Abandoned school in South Dakota

Herrick Public School, Herrick South Dakota
Date added: August 16, 2022 Categories: South Dakota School
East and south elevations, looking northwest (1999)

Due to increased enrollment and severe overcrowding, the Herrick Independent School District first met to consider the construction of a new school building in September 1918. Bonded funds for the new school building were approved in March 1919, and construction bids were let the following June. The buildings subsequent design and construction followed a long history of state educational reform. The school closed in 1946.

Educational reform in South Dakota as it affected the design of new school construction had its origin in the Progressive era policies of the late nineteenth century. During this time, reformers believed that improved school facilities directly affected the quality of education in rural communities and advocated the implementation of standardized school designs. They cited overcrowding, inadequate lighting, and poor heating and ventilation as just a few of the conditions that hindered learning, and they believed that modern, properly constructed facilities would bring concepts of progress to rural communities.

To combat these perceived shortcomings, policy makers implemented progressive curriculum reforms at all levels of government. In 1880, the United States Bureau of Education published an influential plan book of standardized school designs and specifications for school improvement. Many state governments followed suit by formulating their own plans for educational reform, using the federal plan as a model. State policy, however, languished until 1908 when President Theodore Roosevelt formed the National Commission on Country Life. This Commission focused national attention on the inadequacies of rural schools and encouraged state governments to implement standardized formulas and recommendations for school design in the 1900s and 1910s.

In South Dakota, the first statewide effort towards school standardization occurred in 1907 when the State Superintendent of Instruction adopted specific guidelines for school construction. The state legislature formalized these guidelines and granted the State Superintendent the power of approval over all new school construction plans at this time. These new standards for school construction called for at least fifteen square feet of floor space in each classroom, two hundred cubic feet of air space per pupil, and an approved heating and ventilation system among other regulations. The placement of classroom windows was of particular concern as contemporaries believed that improper illumination caused headaches, backaches, and various nervous disorders. Consequently, the state guidelines prescribed specific window arrangements and formulas, dictating the size of windows and limiting their placement on only one wall of a classroom. By 1915, these regulations also extended to such features as classroom doors, egresses, window-to-floor area formulae, artificial lighting, windows, chimneys, fire drills and escapes, ventilation, and water fountains. Moreover, in 1919 the State legislature passed a financial incentive program offering $150 to each rural school that complied with the State standards.

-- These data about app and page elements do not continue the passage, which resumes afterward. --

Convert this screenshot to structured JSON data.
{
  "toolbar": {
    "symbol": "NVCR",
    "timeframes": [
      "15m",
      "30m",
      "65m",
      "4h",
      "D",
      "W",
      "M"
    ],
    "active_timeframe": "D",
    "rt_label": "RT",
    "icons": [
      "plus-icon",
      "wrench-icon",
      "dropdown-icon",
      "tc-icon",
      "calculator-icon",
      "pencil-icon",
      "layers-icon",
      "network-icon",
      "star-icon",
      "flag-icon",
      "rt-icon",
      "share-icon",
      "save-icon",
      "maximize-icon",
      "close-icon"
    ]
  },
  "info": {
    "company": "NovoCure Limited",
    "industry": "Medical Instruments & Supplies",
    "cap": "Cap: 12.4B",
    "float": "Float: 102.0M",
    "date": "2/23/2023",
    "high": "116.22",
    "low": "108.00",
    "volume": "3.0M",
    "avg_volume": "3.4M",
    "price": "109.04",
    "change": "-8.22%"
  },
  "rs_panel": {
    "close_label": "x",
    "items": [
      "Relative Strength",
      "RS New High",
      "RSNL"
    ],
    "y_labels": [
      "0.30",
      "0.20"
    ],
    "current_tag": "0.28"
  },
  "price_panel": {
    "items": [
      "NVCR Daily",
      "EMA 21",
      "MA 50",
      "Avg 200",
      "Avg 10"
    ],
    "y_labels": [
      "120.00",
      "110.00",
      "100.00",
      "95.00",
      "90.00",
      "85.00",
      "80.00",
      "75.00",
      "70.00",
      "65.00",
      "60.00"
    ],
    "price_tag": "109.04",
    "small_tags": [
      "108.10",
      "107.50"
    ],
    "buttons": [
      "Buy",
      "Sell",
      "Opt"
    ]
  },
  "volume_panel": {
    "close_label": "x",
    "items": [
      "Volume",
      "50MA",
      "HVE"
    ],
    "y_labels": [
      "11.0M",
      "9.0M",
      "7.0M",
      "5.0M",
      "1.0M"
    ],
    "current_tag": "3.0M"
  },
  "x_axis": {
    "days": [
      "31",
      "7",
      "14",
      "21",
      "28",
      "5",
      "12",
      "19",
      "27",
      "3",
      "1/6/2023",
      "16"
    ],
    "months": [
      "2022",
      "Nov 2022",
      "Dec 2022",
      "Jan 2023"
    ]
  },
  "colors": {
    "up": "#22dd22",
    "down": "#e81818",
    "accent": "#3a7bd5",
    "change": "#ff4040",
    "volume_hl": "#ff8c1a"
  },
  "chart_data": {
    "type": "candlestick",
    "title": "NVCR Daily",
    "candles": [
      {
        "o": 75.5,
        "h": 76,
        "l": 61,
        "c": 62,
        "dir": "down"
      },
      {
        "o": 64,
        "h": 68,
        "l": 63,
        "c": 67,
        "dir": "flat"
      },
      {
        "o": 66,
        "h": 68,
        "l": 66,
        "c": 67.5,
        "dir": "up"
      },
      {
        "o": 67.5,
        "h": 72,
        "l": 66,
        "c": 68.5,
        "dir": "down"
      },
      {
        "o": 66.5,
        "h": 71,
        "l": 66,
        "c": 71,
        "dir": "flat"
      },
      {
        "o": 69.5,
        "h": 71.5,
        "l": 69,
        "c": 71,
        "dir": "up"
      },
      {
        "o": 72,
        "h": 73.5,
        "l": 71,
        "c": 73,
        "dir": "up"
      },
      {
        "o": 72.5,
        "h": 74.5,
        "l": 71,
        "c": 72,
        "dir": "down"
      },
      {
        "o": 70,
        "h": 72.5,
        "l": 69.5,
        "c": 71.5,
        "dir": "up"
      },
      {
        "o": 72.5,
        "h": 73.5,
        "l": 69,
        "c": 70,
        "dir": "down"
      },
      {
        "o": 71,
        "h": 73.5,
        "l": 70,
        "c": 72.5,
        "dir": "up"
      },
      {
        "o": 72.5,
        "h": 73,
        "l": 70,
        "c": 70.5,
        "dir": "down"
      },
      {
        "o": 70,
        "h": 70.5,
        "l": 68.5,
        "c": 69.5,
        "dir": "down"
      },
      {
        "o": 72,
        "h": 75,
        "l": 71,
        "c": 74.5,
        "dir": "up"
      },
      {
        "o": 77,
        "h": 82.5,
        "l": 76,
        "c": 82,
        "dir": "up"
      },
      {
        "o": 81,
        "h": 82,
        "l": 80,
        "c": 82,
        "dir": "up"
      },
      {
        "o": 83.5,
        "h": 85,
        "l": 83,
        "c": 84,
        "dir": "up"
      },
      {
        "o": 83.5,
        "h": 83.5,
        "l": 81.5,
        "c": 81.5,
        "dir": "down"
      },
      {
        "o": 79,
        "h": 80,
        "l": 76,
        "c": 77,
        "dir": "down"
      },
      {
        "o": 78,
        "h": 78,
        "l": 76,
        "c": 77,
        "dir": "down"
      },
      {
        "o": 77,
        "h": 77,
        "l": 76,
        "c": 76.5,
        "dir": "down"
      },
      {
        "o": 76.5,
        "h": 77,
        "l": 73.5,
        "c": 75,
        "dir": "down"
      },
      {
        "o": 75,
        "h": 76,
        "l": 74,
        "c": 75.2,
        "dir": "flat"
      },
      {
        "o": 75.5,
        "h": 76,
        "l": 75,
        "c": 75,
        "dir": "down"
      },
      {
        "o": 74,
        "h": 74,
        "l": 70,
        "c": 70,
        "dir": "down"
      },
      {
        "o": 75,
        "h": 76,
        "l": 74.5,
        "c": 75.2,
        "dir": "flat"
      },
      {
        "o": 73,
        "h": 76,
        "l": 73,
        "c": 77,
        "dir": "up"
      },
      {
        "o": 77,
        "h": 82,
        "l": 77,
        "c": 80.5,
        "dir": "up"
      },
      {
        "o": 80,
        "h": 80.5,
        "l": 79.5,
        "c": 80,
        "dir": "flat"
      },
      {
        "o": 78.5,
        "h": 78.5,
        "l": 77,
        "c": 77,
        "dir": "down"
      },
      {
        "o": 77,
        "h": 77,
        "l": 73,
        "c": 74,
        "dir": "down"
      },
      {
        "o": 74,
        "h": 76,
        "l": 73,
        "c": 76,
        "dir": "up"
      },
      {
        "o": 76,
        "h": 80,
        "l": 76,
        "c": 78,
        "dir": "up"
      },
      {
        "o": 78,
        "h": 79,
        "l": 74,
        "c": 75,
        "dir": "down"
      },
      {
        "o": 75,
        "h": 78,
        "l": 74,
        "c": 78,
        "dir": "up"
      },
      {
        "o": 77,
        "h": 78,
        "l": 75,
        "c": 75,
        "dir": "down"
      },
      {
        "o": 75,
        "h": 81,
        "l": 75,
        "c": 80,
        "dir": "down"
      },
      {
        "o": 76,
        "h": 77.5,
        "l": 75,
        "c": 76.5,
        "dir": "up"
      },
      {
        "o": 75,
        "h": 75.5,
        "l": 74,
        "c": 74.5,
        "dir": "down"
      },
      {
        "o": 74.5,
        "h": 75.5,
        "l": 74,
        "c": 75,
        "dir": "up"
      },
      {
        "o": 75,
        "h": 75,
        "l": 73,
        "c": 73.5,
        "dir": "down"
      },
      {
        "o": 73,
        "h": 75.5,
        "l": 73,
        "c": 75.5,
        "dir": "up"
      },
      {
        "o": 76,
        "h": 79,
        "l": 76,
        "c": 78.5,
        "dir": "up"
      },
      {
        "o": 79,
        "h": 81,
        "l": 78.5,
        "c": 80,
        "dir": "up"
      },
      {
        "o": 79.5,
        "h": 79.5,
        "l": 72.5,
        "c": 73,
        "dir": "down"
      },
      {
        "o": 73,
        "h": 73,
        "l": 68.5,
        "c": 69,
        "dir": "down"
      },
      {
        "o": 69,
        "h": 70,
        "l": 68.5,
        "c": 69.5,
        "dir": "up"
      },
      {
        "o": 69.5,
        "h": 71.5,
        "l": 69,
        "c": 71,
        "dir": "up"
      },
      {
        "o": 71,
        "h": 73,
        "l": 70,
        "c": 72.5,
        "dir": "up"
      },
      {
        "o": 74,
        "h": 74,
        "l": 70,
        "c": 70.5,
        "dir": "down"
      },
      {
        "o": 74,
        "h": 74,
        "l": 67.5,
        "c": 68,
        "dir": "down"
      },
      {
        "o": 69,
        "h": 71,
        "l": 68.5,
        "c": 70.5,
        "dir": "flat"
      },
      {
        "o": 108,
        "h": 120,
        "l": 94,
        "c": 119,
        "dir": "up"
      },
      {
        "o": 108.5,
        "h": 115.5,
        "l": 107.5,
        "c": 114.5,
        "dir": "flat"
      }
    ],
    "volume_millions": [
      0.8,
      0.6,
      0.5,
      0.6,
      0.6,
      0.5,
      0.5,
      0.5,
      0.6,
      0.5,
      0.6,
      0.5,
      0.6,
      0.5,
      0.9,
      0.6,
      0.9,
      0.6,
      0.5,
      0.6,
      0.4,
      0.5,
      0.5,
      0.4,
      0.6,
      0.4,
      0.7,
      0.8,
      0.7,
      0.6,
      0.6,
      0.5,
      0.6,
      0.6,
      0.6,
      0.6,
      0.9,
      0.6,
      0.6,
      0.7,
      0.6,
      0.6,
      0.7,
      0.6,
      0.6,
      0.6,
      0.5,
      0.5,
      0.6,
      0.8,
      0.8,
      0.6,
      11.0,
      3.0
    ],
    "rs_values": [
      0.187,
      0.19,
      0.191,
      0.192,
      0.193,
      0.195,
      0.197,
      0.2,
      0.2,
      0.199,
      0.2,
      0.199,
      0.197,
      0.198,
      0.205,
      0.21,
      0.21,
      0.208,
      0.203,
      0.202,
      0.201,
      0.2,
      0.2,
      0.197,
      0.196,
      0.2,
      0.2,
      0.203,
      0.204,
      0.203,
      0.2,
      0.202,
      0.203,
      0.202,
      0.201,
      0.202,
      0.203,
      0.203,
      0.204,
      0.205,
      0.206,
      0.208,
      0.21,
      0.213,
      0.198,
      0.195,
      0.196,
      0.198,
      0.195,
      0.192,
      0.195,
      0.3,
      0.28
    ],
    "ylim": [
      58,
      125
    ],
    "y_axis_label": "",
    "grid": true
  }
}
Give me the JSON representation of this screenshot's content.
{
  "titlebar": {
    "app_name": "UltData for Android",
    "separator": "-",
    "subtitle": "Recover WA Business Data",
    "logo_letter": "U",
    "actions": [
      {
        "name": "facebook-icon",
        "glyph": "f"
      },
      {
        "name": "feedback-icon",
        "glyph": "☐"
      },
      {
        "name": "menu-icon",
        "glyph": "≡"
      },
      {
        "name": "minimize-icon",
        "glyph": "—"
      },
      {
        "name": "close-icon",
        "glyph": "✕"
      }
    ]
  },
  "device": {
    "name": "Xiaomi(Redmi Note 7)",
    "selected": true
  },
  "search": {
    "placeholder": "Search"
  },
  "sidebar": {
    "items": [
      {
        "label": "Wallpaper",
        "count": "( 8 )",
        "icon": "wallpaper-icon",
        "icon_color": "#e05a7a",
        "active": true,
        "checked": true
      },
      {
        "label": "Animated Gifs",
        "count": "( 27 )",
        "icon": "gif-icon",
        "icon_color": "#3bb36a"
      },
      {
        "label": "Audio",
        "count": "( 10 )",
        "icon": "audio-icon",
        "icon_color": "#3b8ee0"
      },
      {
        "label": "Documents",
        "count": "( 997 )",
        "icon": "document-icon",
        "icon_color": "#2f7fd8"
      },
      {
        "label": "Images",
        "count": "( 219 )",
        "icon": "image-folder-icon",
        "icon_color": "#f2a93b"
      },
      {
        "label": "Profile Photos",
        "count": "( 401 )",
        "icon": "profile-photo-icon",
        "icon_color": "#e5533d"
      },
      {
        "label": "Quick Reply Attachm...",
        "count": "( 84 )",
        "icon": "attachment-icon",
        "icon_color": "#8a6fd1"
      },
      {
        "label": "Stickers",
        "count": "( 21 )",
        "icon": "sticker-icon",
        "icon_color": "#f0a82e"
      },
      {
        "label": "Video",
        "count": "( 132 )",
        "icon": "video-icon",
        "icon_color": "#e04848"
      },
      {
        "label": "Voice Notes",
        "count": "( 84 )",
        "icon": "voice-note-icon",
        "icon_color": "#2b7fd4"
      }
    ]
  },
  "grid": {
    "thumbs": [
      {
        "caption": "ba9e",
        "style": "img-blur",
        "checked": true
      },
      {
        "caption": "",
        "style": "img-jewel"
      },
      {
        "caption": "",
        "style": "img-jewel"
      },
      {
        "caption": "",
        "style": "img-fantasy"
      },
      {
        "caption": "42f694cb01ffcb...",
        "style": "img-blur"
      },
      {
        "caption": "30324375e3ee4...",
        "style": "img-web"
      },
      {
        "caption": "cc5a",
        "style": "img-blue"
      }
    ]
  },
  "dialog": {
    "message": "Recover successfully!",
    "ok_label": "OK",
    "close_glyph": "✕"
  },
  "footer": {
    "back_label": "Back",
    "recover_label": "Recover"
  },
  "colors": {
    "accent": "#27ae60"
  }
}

The construction of the Herrick Public School represents an important step in the evolution of these standardized designs. Completed in 1919, the school exhibits an early form of standardized school design that replaced an older school building constructed in 1907 and preceded the design of larger consolidated school buildings in the 1920s and 1930s. The design of the older school embodied earlier conceptions of standardized school design. It was a two-story, wood-frame structure with clapboard siding, a hipped roof, and a square plan. On the interior, it had a basement, two classrooms on the first floor, and classrooms and a laboratory on the second. Similar to much smaller one-room rural schools, it also had coal and wood burning furnaces and no electricity. Prior to South Dakota's aforementioned standardization efforts, these larger schools (averaging four to eight rooms) were characterized by irregular floor plans arranged asymmetrically around a central hall and possessed symmetrical facades. Many also lacked the gymnasiums, auditoriums, and other amenities that characterized later structures.

In comparison, the Herrick Public School incorporated the standardized designs and facilities recommended for large schools in the late 1910s. The two-story school had a basement level gymnasium and a symmetrical interior plan arranged around a central staircase and hallways. The school also contained an auditorium and stage on the second floor, a modern heating and ventilation system, and each classroom was illuminated by only one wall of windows, contained prescribed cloak closets and blackboards, and featured standardized wood doors. All of these details, among others, were in keeping with contemporary notions of standardized school construction. On the exterior, the Herrick Public School reflected contemporary school design with its symmetrical facade, brick veneer, cast stone detailing, and Romanesque style elements.

The standardized plans and designs promulgated by the State of South Dakota were similar to those prescribed by the United States Department of Education, and other state and local agencies in the early twentieth century. These standards provided schools across the nation with uniformity in layout, appearance, and function best suited to for educational environment. The Herrick Public School is a local example of this prominent building type.